TABLE II______________________________________Example 3 Comparative Example 3No dry Dry all layers(n = 3) (n = 3)______________________________________Vo 299 0.4 303 1.7V3ergs 51 1.1 67 1.4V7ergs 40 1.1 47 1.4V25ergs 32 1.0 33 0.9Verase 25 0.7 18 0.4DV/Dx 220 2.8 188 1.6______________________________________
These results show the improved sensitivity of the drums with the ambient dried layers compared to the devices made with all layers dried.
The procedure of Example 3 is repeated with the exception that the substrate is 40 mm Al drums and the following changes are made in formulation:
Charge Generating Layer
A dispersion is prepared by dissolving 10 grams of vinyl chloride-vinyl acetate-maleic acid terpolymer (tradename VMCH, Union Carbide Corp.) in 180 grams n-butyl acetate and adding 10 grams hydroxy gallium phthalocyanine and 1080 grams of 1/8 stainless steel shot. The dispersion is roll milled for six days at a roller speed of 210 rpm. The shot is filtered and rinsed and the solids content of the dispersion is adjusted to a solids content of 4% by dilution with butyl acetate. The charge generating layer is applied by dip coating in a manner similar to Example 4.
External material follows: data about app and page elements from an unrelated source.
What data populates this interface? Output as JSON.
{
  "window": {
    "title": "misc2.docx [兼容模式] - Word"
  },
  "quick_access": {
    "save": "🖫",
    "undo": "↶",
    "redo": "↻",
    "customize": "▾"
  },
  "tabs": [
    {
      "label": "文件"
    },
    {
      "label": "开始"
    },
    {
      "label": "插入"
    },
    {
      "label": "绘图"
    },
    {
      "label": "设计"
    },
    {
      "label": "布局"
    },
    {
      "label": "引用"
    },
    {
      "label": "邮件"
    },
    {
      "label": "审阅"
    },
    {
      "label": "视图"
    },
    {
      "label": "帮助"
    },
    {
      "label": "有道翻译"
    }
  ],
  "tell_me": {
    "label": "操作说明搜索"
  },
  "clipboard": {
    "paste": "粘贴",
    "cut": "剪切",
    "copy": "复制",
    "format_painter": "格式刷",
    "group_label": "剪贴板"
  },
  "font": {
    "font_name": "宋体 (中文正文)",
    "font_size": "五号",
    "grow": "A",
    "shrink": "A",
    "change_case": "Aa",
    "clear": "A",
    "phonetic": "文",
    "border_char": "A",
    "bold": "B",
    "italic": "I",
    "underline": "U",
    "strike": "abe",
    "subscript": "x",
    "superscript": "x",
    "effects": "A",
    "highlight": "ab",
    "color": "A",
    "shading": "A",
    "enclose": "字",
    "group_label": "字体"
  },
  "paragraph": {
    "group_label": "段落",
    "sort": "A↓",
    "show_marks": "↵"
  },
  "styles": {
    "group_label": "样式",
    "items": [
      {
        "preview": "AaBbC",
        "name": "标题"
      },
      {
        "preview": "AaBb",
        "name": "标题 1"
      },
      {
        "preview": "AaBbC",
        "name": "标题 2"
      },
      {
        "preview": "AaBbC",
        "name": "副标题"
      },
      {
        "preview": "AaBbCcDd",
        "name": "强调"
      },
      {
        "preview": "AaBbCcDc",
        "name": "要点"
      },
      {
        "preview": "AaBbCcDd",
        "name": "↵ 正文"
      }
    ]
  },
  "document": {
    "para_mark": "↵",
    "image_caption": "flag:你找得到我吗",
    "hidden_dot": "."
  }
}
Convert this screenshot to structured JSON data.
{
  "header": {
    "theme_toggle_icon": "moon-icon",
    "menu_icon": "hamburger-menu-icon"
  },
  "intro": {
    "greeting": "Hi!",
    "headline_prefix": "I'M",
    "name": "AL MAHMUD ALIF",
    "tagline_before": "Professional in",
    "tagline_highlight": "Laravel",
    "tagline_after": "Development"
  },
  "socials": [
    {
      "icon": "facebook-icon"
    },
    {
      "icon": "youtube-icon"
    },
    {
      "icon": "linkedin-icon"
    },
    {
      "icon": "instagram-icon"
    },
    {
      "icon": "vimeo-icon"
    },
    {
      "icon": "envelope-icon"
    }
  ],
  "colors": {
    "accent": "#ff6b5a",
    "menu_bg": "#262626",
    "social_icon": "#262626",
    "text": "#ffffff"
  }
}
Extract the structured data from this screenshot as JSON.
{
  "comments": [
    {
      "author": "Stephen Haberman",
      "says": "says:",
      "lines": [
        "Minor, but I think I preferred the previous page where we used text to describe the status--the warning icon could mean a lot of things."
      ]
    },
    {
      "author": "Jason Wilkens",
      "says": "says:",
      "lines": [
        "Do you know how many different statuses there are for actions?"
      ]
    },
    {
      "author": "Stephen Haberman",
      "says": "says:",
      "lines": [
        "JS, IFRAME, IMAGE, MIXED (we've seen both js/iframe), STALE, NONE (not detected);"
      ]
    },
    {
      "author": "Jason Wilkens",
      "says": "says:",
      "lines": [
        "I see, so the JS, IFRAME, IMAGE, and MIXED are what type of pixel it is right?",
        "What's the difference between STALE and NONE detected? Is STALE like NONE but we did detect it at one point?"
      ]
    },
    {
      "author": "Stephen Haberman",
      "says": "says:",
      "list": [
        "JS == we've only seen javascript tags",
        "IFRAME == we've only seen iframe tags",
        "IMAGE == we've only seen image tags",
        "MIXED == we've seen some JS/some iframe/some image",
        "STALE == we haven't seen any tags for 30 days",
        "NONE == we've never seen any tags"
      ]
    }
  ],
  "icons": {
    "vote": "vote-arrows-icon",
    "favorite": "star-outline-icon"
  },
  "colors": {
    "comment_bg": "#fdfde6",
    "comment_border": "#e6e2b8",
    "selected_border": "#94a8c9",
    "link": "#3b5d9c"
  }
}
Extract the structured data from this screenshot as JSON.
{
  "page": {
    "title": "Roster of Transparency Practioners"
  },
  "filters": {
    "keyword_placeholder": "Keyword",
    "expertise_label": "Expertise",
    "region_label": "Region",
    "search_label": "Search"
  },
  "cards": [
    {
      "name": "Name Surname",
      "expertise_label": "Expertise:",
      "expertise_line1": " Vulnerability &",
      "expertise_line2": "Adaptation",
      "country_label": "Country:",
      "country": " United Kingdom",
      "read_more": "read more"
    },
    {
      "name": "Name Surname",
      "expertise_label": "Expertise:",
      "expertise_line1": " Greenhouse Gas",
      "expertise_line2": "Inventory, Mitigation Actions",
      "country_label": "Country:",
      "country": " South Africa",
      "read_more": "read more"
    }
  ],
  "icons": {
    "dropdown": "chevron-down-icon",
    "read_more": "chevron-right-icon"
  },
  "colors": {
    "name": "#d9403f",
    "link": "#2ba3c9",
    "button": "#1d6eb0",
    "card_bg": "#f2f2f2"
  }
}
Charge Transport Layer
The charge transport layer is the same as used in Example 3 but is applied to a thickness of 17 microns. Only a single drum is prepared in this manner with ambient drying of the undercoat layer and charge generating layer and oven drying after charge transport layer application at 160° C.
The procedure of this Example is repeated except the undercoat layer and charge generating layers are completely dried after application. Only one device was prepared. Electrical properties are measured in a scanner with exposure to 780 nm light and results are given in Table III.
TABLE III______________________________________Ambient dry of UCL/CGL* All layers dried______________________________________Vo 389 394V3ergs 89 104V7ergs 53 62V25ergs 40 45Verase 18 20DV/Dx 185 172______________________________________ *Undercoat layer/charge generator layer.
These results show improved sensitivity for ambient dried devices over oven dried devices at 160°.
While the invention has been described with reference to particular preferred embodiments, the invention is not limited to the specific examples given, and other embodiments and modifications can be made by those skilled in the art without departing from the spirit and scope of the invention and the claims.